“This funding will allow Foyer Central to provide self-contained and communal areas to more than 270 at risk 18-22 year olds and ensure they have access to professionally trained staff 24 hours a day,” Minister Ruston said. 

“The initiative was modelled on a globally successful program and forms part of the Morrison Government’s $57 million commitment to the Australian social impact investing market.  

“Social impact investing brings together some of the sharpest minds in investment with the best and brightest in social services to find new ways of tackling social problems where existing policy interventions and service delivery are not getting the desired outcomes.”

NSW Minister for Families, Communities and Disability Services Alister Henskens said Foyer Central was helping young people break the cycle of disadvantage. 

“This project is giving vulnerable young people the best possible start to their adult life, by combining a safe and stable home with support to access training and education,” Minister Henskens said. 

“NSW is leading the nation in delivering innovative approaches that bring the private, government and non-government sectors together to deliver better outcomes in our communities.”

Federal Assistant Treasurer, Minister for Housing, Homelessness and Social and Community Housing Michael Sukkar noted how difficult relationships at home may leave young people disconnected and without a home to stay in.

“This initiative will make a real difference to the lives of our youth who are homeless or at risk of homelessness,” Minister Sukkar said.

“Foyer Central and the people in Uniting who work within this program are assisting young people every day and they deserve our thanks for the valuable work they do. They have an incredible impact on the lives of Australia’s youth.”

Foyer Central is the first in the world to be funded through a Social Benefit Bond with a strong partnership between Uniting, St George Community Housing and Social Ventures Australia. 

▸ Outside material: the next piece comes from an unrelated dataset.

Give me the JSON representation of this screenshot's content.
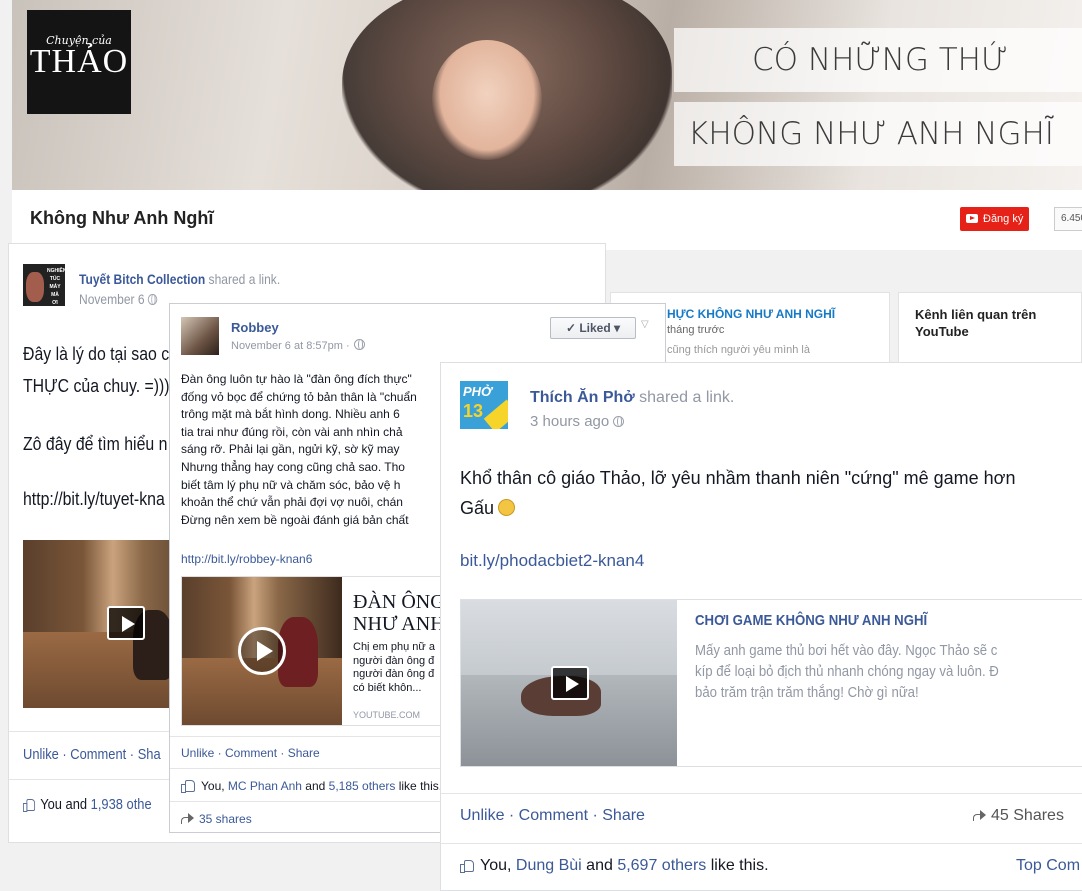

To find out more about the Foyer program visit Foyer Central Office of Social Impact Investment (nsw.gov.au).